Relatives of victims killed in the 2014 downing of a passenger jet over Ukraine are marking the anniversary of the tragedy, an incident that international investigators have blamed on Russia and the separatist forces it backs in the region.
Dozens of family members and other dignitaries gathered on July 17 near Amsterdam's main airport at a monument where the names of those killed in the downing of Malaysian Airlines flight MH17 were read aloud.
In all, 298 people died, 193 of them Dutch citizens, when the airliner flying between Amsterdam and Kuala Lumpur was shot down by an antiaircraft missile over territory controlled by Russia-backed separatists.
In Malaysia, nine embassies whose citizens were killed were scheduled to hold a memorial service; 43 Malaysians died in the incident. Other victims came from countries including Australia, Canada, Britain, and Belgium.
Mourners at the Dutch monument were surrounded by 298 trees -- one was planted for each victim -- and sunflowers grown from seeds from the Ukrainian fields where the wreckage fell.
In Malaysia's capital, Kuala Lumpur, relatives of the Malaysians on board lit five large white candles to mark the anniversary and observed a minute of silence at a ceremony jointly organized by the Australian and Dutch embassies that featured 298 sunflowers.
Investigators from the Dutch-led Joint Investigative Team have concluded that a Russian military brigade transported a Buk missile system to and from Ukraine, across the border with Russia.
In June, the team accused three Russians with military and intelligence backgrounds and a Ukrainian man with no prior military experience. Those included Igor Girkin, a retired colonel from Russia's main intelligence agency, the Federal Security Service (FSB). He has dismissed the accusations.
The four are scheduled to be put on trial for murder in the Netherlands starting in March 2020, though all are believed to be in Russia and are unlikely to be extradited.
In London, British Foreign Secretary Jeremy Hunt paid tribute to the victims on July 17 and announced that Britain will offer financial support for the establishment of a special criminal court in the Netherlands that will hear the trial of the four suspects.
Moscow has repeatedly denied any involvement.
On the eve of the anniversary, George Kent, a top official at the U.S. State Department, pointedly blamed Moscow.
"Russia set the stage for the shootdown of MH17 by financing, organizing and leading proxies in eastern Ukraine," Kent said, speaking in Washington.
"Russia continues to deny the presence of its forces and materiel" in non-government-controlled parts of Ukraine, he said.
U.S. State Department spokeswoman Morgan Ortagus called on Moscow "to ensure that individuals currently in Russia who were indicted by Dutch prosecutors in June will face justice."

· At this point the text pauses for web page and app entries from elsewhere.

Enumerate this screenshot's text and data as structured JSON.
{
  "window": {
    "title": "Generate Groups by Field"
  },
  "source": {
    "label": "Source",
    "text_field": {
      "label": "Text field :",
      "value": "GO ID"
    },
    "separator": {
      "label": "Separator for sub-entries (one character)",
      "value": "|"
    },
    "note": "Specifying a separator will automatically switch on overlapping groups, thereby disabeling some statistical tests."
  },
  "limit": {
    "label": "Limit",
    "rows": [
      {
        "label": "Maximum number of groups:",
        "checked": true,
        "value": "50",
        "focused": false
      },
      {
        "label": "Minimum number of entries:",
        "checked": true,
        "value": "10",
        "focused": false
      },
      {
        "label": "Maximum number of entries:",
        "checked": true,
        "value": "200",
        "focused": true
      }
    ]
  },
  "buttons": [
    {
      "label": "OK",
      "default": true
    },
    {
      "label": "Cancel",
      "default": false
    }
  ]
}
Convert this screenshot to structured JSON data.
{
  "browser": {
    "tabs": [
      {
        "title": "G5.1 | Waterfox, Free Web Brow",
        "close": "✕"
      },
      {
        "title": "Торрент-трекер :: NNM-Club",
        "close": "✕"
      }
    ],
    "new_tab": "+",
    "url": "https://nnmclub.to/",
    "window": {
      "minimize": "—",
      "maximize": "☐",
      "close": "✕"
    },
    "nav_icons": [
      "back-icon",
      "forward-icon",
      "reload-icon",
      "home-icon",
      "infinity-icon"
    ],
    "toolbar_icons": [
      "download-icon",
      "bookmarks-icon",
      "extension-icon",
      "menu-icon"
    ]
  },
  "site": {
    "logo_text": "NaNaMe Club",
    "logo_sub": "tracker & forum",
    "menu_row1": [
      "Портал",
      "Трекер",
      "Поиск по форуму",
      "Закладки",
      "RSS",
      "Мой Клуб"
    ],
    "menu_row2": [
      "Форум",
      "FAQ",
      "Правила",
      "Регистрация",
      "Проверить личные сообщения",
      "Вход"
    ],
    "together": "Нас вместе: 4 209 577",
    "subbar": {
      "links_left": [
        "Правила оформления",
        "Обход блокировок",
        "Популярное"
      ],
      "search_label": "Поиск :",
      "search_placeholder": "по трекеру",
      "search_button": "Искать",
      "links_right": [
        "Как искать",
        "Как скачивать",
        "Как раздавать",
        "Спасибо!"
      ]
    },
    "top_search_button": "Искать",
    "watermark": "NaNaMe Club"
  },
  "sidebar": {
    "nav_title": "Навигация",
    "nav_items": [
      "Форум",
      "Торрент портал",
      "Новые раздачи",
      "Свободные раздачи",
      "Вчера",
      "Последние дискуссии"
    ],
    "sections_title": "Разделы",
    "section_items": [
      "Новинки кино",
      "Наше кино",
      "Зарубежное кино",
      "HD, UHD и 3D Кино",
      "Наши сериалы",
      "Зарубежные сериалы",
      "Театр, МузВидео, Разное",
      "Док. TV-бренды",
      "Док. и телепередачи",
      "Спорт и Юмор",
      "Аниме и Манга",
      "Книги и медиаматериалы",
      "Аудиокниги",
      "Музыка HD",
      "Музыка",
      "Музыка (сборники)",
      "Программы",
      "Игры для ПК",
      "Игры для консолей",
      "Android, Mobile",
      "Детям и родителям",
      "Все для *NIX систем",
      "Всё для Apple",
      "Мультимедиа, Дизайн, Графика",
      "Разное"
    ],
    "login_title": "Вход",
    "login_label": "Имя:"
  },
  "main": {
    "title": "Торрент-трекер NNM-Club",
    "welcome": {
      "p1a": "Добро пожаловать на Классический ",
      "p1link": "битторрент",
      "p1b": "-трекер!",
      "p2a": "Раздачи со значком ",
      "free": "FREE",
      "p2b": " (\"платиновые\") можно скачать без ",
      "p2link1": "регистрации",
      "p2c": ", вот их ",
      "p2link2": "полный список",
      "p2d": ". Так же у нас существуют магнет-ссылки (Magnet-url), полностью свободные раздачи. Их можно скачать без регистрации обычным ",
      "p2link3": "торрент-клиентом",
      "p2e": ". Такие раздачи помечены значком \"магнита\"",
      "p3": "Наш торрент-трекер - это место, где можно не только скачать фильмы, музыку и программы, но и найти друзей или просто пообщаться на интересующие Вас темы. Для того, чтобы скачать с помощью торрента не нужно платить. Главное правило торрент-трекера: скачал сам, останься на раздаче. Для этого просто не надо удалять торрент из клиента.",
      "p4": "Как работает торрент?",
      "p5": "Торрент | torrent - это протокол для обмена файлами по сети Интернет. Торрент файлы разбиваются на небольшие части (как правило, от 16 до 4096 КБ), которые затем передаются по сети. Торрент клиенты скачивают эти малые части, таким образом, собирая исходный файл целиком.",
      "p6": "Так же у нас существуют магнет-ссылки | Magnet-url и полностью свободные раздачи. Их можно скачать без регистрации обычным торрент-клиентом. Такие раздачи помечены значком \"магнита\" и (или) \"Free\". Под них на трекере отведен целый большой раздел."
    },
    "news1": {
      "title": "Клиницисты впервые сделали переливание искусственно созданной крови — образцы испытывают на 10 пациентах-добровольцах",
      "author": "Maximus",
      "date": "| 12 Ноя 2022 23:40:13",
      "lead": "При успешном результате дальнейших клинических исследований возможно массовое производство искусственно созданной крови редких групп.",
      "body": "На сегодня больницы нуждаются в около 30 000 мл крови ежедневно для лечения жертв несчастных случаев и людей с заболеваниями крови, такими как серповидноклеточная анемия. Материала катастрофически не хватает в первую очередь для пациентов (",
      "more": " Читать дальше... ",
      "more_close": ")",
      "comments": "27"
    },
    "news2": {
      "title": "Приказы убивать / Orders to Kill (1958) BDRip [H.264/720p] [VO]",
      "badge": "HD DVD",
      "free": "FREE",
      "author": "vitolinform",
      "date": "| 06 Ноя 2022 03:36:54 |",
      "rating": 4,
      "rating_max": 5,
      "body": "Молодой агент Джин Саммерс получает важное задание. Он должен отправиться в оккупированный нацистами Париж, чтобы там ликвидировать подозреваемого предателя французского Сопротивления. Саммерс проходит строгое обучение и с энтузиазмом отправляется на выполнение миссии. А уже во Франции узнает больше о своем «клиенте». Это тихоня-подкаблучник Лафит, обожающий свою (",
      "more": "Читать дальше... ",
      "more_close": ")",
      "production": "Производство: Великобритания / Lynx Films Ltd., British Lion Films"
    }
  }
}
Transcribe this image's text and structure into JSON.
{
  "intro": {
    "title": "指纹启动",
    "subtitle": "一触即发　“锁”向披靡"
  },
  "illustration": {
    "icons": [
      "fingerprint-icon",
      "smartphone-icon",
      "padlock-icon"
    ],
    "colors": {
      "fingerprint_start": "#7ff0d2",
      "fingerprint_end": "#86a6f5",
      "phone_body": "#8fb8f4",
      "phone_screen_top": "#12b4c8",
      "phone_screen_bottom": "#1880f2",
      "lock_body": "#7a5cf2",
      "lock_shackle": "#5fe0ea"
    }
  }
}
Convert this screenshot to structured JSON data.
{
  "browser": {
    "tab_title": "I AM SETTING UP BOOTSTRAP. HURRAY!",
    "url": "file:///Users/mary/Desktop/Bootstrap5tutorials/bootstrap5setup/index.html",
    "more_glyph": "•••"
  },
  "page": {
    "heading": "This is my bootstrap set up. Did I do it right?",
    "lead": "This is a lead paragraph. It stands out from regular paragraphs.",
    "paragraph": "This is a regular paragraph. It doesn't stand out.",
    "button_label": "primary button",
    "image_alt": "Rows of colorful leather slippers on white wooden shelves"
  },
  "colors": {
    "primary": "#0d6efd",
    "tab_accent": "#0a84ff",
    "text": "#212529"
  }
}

Western countries imposed economic sanctions on Russia after the incident, which came three months after full-scale fighting broke out in eastern Ukraine.
Infographic: MH17 By The Numbers (click to view)
Dutch prosecutors might get to question a possible witness after Ukrainian special forces on June 27 apprehended a Ukrainian man who was allied with separatists and who oversaw an air-defense unit in a town near where the jet came down.
Volodymyr Tsemakh's lawyer and his daughter have confirmed his arrest, and told Ukrainian media he had been charged with terrorism.
TV footage obtained by Current Time, the Russian-language network led by RFE/RL in cooperation with VOA, showed Tsemakh claiming that he was in charge of an antiaircraft unit and that he helped hide the missile system in July 2014.
He also shows the interviewer where the civilian airliner fell.
Also on July 17, an official with the Ukrainian Security Service (SBU) identified a man who worked as the driver of the truck that transported the Buk missile.
Vitaliy Mayakov, deputy chief of the SBU's Main Investigation Department, told reporters that the man had been detained, and convicted on terrorism charges in 2017. He did not identify the man.
Asked why officials waited two years to announce the arrest, Mayakov said the information had been classified for security purposes.
Despite Russia's repeated denials, open-source researchers and reporters have turned up substantial evidence bolstering the Dutch investigative team's finding about Russian involvement.
In the hours after the plane's wreckage fell over a wide area in eastern Ukraine on July 17, 2014, Russian media, along with Moscow-controlled media in the parts of eastern Ukraine controlled by separatist forces, reported that separatists claimed to have downed a Ukrainian military plane around the same time when MH17 was destroyed.